__WORK TO BE COMPLETED__: Restate word for word every entry that appears below, skipping its pictures.

[Start of section]

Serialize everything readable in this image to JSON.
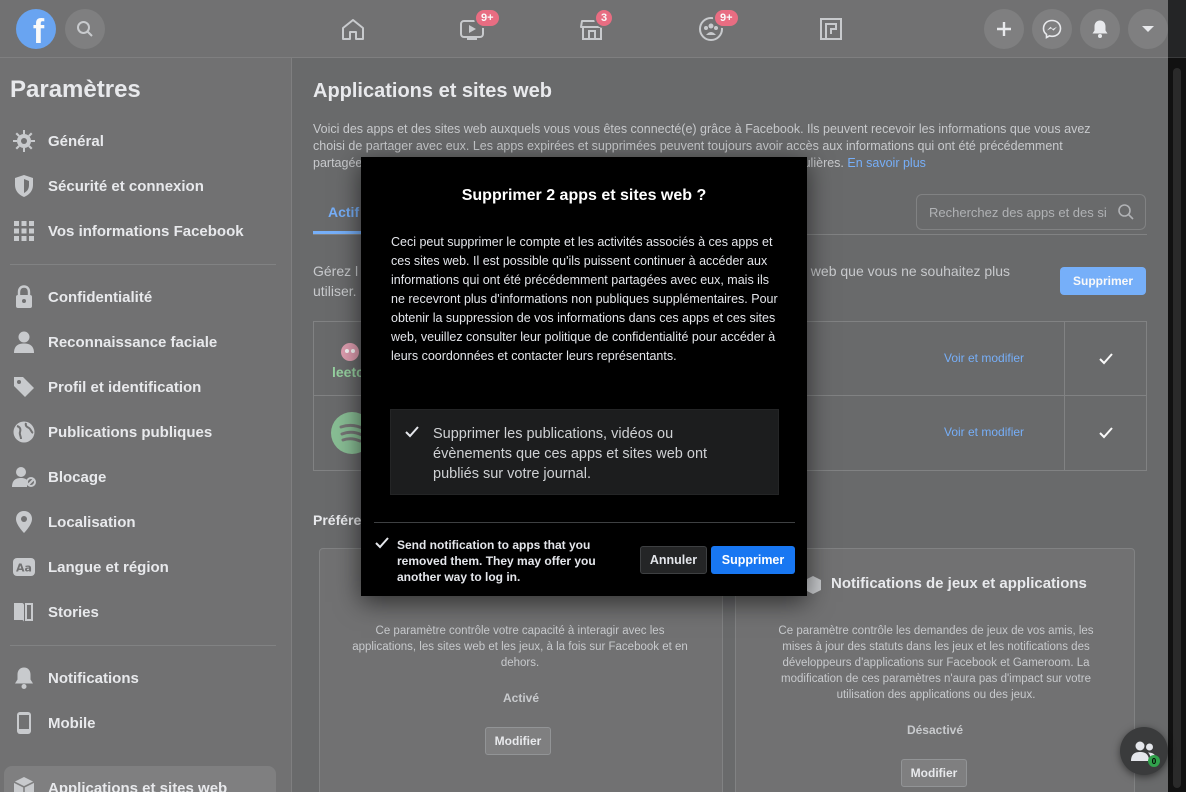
{
  "topbar": {
    "logo": "f",
    "badges": {
      "watch": "9+",
      "marketplace": "3",
      "groups": "9+"
    }
  },
  "sidebar": {
    "title": "Paramètres",
    "items": [
      {
        "label": "Général"
      },
      {
        "label": "Sécurité et connexion"
      },
      {
        "label": "Vos informations Facebook"
      },
      {
        "label": "Confidentialité"
      },
      {
        "label": "Reconnaissance faciale"
      },
      {
        "label": "Profil et identification"
      },
      {
        "label": "Publications publiques"
      },
      {
        "label": "Blocage"
      },
      {
        "label": "Localisation"
      },
      {
        "label": "Langue et région"
      },
      {
        "label": "Stories"
      },
      {
        "label": "Notifications"
      },
      {
        "label": "Mobile"
      },
      {
        "label": "Applications et sites web"
      }
    ]
  },
  "main": {
    "title": "Applications et sites web",
    "desc_line1": "Voici des apps et des sites web auxquels vous vous êtes connecté(e) grâce à Facebook. Ils peuvent recevoir les informations que vous avez",
    "desc_line2": "choisi de partager avec eux. Les apps expirées et supprimées peuvent toujours avoir accès aux informations qui ont été précédemment",
    "desc_line3_start": "partagées",
    "desc_line3_end": "ulières.",
    "learn_more": "En savoir plus",
    "tab_active": "Actif",
    "search_placeholder": "Recherchez des apps et des si",
    "manage_start": "Gérez l",
    "manage_end": "es web que vous ne souhaitez plus",
    "manage_line2": "utiliser.",
    "delete_button": "Supprimer",
    "apps": [
      {
        "name": "leetc",
        "edit": "Voir et modifier"
      },
      {
        "name": "spotify",
        "edit": "Voir et modifier"
      }
    ],
    "prefs_title": "Préfére",
    "cards": [
      {
        "desc": "Ce paramètre contrôle votre capacité à interagir avec les applications, les sites web et les jeux, à la fois sur Facebook et en dehors.",
        "state": "Activé",
        "button": "Modifier"
      },
      {
        "title": "Notifications de jeux et applications",
        "desc": "Ce paramètre contrôle les demandes de jeux de vos amis, les mises à jour des statuts dans les jeux et les notifications des développeurs d'applications sur Facebook et Gameroom. La modification de ces paramètres n'aura pas d'impact sur votre utilisation des applications ou des jeux.",
        "state": "Désactivé",
        "button": "Modifier"
      }
    ]
  },
  "dialog": {
    "title": "Supprimer 2 apps et sites web ?",
    "body": "Ceci peut supprimer le compte et les activités associés à ces apps et ces sites web. Il est possible qu'ils puissent continuer à accéder aux informations qui ont été précédemment partagées avec eux, mais ils ne recevront plus d'informations non publiques supplémentaires. Pour obtenir la suppression de vos informations dans ces apps et ces sites web, veuillez consulter leur politique de confidentialité pour accéder à leurs coordonnées et contacter leurs représentants.",
    "option": "Supprimer les publications, vidéos ou évènements que ces apps et sites web ont publiés sur votre journal.",
    "notify": "Send notification to apps that you removed them. They may offer you another way to log in.",
    "cancel": "Annuler",
    "confirm": "Supprimer"
  },
  "chat": {
    "count": "0"
  },
  "colors": {
    "accent": "#1877f2",
    "badge": "#e41e3f",
    "online": "#31a24c"
  }
}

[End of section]

__REPLY__:
Serialize everything readable in this image to JSON.
{
  "topbar": {
    "logo": "f",
    "badges": {
      "watch": "9+",
      "marketplace": "3",
      "groups": "9+"
    }
  },
  "sidebar": {
    "title": "Paramètres",
    "items": [
      {
        "label": "Général"
      },
      {
        "label": "Sécurité et connexion"
      },
      {
        "label": "Vos informations Facebook"
      },
      {
        "label": "Confidentialité"
      },
      {
        "label": "Reconnaissance faciale"
      },
      {
        "label": "Profil et identification"
      },
      {
        "label": "Publications publiques"
      },
      {
        "label": "Blocage"
      },
      {
        "label": "Localisation"
      },
      {
        "label": "Langue et région"
      },
      {
        "label": "Stories"
      },
      {
        "label": "Notifications"
      },
      {
        "label": "Mobile"
      },
      {
        "label": "Applications et sites web"
      }
    ]
  },
  "main": {
    "title": "Applications et sites web",
    "desc_line1": "Voici des apps et des sites web auxquels vous vous êtes connecté(e) grâce à Facebook. Ils peuvent recevoir les informations que vous avez",
    "desc_line2": "choisi de partager avec eux. Les apps expirées et supprimées peuvent toujours avoir accès aux informations qui ont été précédemment",
    "desc_line3_start": "partagées",
    "desc_line3_end": "ulières.",
    "learn_more": "En savoir plus",
    "tab_active": "Actif",
    "search_placeholder": "Recherchez des apps et des si",
    "manage_start": "Gérez l",
    "manage_end": "es web que vous ne souhaitez plus",
    "manage_line2": "utiliser.",
    "delete_button": "Supprimer",
    "apps": [
      {
        "name": "leetc",
        "edit": "Voir et modifier"
      },
      {
        "name": "spotify",
        "edit": "Voir et modifier"
      }
    ],
    "prefs_title": "Préfére",
    "cards": [
      {
        "desc": "Ce paramètre contrôle votre capacité à interagir avec les applications, les sites web et les jeux, à la fois sur Facebook et en dehors.",
        "state": "Activé",
        "button": "Modifier"
      },
      {
        "title": "Notifications de jeux et applications",
        "desc": "Ce paramètre contrôle les demandes de jeux de vos amis, les mises à jour des statuts dans les jeux et les notifications des développeurs d'applications sur Facebook et Gameroom. La modification de ces paramètres n'aura pas d'impact sur votre utilisation des applications ou des jeux.",
        "state": "Désactivé",
        "button": "Modifier"
      }
    ]
  },
  "dialog": {
    "title": "Supprimer 2 apps et sites web ?",
    "body": "Ceci peut supprimer le compte et les activités associés à ces apps et ces sites web. Il est possible qu'ils puissent continuer à accéder aux informations qui ont été précédemment partagées avec eux, mais ils ne recevront plus d'informations non publiques supplémentaires. Pour obtenir la suppression de vos informations dans ces apps et ces sites web, veuillez consulter leur politique de confidentialité pour accéder à leurs coordonnées et contacter leurs représentants.",
    "option": "Supprimer les publications, vidéos ou évènements que ces apps et sites web ont publiés sur votre journal.",
    "notify": "Send notification to apps that you removed them. They may offer you another way to log in.",
    "cancel": "Annuler",
    "confirm": "Supprimer"
  },
  "chat": {
    "count": "0"
  },
  "colors": {
    "accent": "#1877f2",
    "badge": "#e41e3f",
    "online": "#31a24c"
  }
}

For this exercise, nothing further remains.